CoreOS vs Kubernetes

CoreOS is a new Linux distribution that has been rearchitected to provide features needed to run modern infrastructure stacks. The strategies and architectures that influence CoreOS allow companies like Google, Facebook and Twitter to run their services at scale with high resilience.
Manage a cluster of Linux containers as a single system to accelerate Dev and simplify Ops with Kubernetes by Google.
Comparing CoreOS vs Kubernetes is like comparing apples to oranges. Because your business is unique and nobody except you can decide, which is better for your company. But we can add some fun to your research and suggest some new comparison parameters.

Ok, now let's compare the UI. Looks like CoreOS has more user-friendly interface than Kubernetes because it's bigger. At least on our screenshots

To compare the popularity of the solutions we counted how many alternatives people search for each of them on the Internet. And it turns out that Kubernetes is more popular than CoreOS

Now let's look at the recent activities of our competitors:

- Kubernetes comes to Amazon Web Services (in 2017)
- Microsoft Azure shifts its focus to Kubernetes (in 2017)
- Pivotal, VMware and Google forge container partnership (in 2017)
- Google launches a more scalable and robust Kubernetes (in 2016)
- Container-centric Linux distribution CoreOS raised $28M (in 2016)
- CoreOS launched an open-source tool for monitoring container security (in 2015)
- Google Container Engine now supports the latest version of Kubernetes (in 2015)
- CoreOS launches Tectonic to bring Kubernetes to the Enterprise (in 2015)
- CoreOS invented the new container technology to fight Docker (in 2014)

Looks like Kubernetes was recently more active than CoreOS (at least in our news). We also found some news, in which CoreOS and Kubernetes meet head to head:

2014 - CoreOS invented the new container technology to fight Docker to strike back at Kubernetes

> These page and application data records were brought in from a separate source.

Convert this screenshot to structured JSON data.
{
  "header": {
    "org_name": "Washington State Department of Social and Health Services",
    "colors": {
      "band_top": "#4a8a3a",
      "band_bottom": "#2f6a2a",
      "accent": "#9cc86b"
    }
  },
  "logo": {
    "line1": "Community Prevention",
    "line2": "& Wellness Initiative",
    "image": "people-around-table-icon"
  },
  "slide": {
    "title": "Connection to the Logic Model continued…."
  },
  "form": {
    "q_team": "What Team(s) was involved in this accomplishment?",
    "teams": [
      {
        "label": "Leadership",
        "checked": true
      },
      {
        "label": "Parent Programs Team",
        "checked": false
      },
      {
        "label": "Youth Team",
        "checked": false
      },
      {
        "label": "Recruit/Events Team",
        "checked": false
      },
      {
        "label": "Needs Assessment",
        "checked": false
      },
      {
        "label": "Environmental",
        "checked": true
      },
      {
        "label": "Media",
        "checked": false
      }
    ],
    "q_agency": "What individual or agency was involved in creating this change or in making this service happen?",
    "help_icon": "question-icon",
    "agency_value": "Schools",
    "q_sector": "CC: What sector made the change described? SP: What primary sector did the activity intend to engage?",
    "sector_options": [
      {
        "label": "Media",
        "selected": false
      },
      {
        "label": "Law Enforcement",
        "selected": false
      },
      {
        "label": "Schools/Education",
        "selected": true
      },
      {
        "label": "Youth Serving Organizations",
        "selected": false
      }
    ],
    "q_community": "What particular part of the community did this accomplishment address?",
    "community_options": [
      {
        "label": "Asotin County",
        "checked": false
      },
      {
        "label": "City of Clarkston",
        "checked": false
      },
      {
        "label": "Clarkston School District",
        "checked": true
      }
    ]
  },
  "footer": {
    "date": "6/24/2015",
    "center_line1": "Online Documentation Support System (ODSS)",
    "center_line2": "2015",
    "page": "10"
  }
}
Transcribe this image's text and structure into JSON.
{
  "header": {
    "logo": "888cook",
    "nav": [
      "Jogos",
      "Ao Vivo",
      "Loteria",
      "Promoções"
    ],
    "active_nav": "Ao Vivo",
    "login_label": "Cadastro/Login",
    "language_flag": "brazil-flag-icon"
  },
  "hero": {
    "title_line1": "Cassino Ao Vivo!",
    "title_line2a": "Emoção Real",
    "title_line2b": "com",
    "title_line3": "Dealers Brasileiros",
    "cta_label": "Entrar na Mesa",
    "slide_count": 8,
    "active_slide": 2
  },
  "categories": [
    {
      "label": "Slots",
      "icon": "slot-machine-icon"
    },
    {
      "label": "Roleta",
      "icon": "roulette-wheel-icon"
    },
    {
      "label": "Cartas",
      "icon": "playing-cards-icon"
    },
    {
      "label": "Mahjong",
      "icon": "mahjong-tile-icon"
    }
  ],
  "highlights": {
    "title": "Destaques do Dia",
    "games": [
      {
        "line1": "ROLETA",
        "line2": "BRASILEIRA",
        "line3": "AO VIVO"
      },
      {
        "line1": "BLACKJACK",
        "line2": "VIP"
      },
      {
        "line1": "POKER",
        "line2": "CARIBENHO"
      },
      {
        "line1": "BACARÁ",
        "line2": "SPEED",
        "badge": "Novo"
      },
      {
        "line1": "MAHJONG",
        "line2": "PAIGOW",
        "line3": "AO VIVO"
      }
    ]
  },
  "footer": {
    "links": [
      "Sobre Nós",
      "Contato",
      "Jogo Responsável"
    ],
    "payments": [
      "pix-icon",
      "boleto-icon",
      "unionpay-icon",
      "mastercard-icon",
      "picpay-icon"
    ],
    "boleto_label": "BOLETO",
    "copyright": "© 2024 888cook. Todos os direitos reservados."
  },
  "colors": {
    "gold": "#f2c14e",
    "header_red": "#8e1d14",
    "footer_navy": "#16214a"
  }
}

For the past several months container technology Docker was on its way to becoming the de-facto standard for container technology. Now CoreOS, the Linux operating system specialist, is unveiling is own competitive technology - Rocket, kicking off what could become a container-standardization war between the two entities. CoreOS states, that Docker’s effort to develop its enterprise-oriented lineup of features has caused the company to lose sight of its goal of making sure that its core container technology is lightweight and portable. And that now Docker is competing with container-management-and-orchestration services like Google’s Kubernetes or the new Amazon EC2 Container service. Rocket is basically a container engine, like Docker, but without all the extras Docker’s been working on to make itself more enterprise friendly. These features include tools for spinning up cloud servers, the ability to have clustered systems and even networking capabilities.